But the real reason I am sad is that last night George looked at me, pleading with me to help him.  I could see in his eyes that his cancer was now sore, that he was suffering.  He has been collecting fluid around his belly area for the last two weeks and is now so large he looks like he would go pop if we pricked him with a pin.  The vet told us we would know when it was time, and she was right.  After a broken night of tears, I made the decision to change the appointment from Friday to tonight.  Today we are a family with two of the friendliest and most loving kittikats, tonight we will be a family with none.  I can’t bear to think of it, and yet I can’t bear to see George in pain.

As I gently stroke George, he looks up at me purring.  Notes float down the stairs from T’s room.  He is currently teaching himself the guitar.  He is a natural, just like his father.  And he is playing and singing ‘Light of the World, You look down into Darkness’.  Hearing his dulcet tones comforts me.  I have not told the children yet.  They know it is coming though, just maybe not this soon.  George and Lucy have been around for all of their lives.  They do not know a world which does not include these cats.  They will be broken-hearted.

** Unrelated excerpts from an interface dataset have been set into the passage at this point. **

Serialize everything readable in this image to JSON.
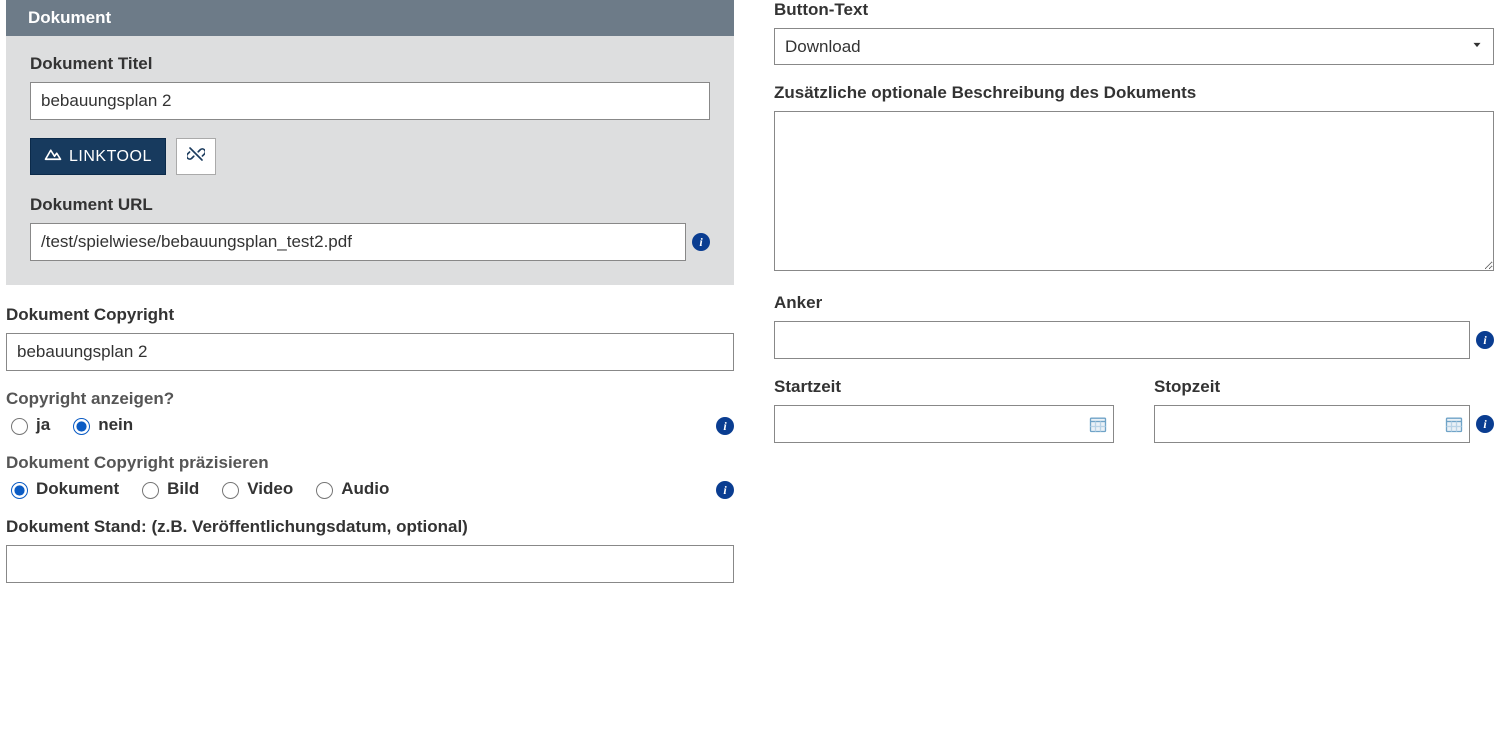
{
  "panel": {
    "title": "Dokument",
    "doc_title_label": "Dokument Titel",
    "doc_title_value": "bebauungsplan 2",
    "linktool_label": "LINKTOOL",
    "doc_url_label": "Dokument URL",
    "doc_url_value": "/test/spielwiese/bebauungsplan_test2.pdf"
  },
  "copyright": {
    "label": "Dokument Copyright",
    "value": "bebauungsplan 2",
    "show_label": "Copyright anzeigen?",
    "opt_yes": "ja",
    "opt_no": "nein",
    "selected": "nein",
    "precise_label": "Dokument Copyright präzisieren",
    "opts": {
      "doc": "Dokument",
      "img": "Bild",
      "vid": "Video",
      "aud": "Audio"
    },
    "precise_selected": "Dokument"
  },
  "stand": {
    "label": "Dokument Stand: (z.B. Veröffentlichungsdatum, optional)",
    "value": ""
  },
  "right": {
    "button_text_label": "Button-Text",
    "button_text_value": "Download",
    "description_label": "Zusätzliche optionale Beschreibung des Dokuments",
    "description_value": "",
    "anchor_label": "Anker",
    "anchor_value": "",
    "start_label": "Startzeit",
    "start_value": "",
    "stop_label": "Stopzeit",
    "stop_value": ""
  }
}
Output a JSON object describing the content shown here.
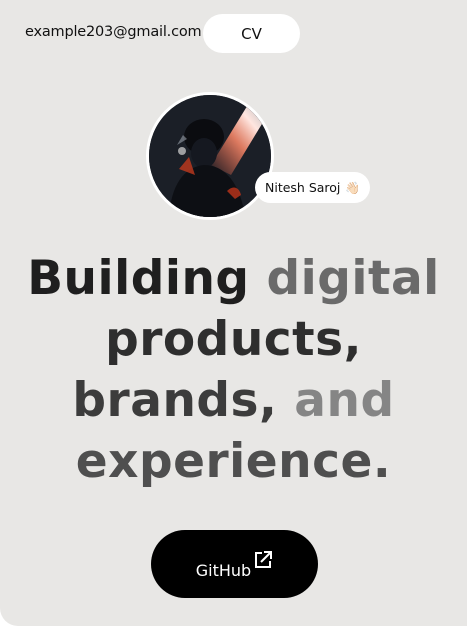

I wrote this yesterday with George snuggled up on my lap.  They are both at rest now, pain and confusion free.  I am so glad they were together.  They arrived into this world together, spent most of their lives cuddled up with one another and yesterday they died together and are buried, together, in our back garden with a grave sprinkled with child-picked wild flowers.

I am brokenhearted, bereft and very, very sad.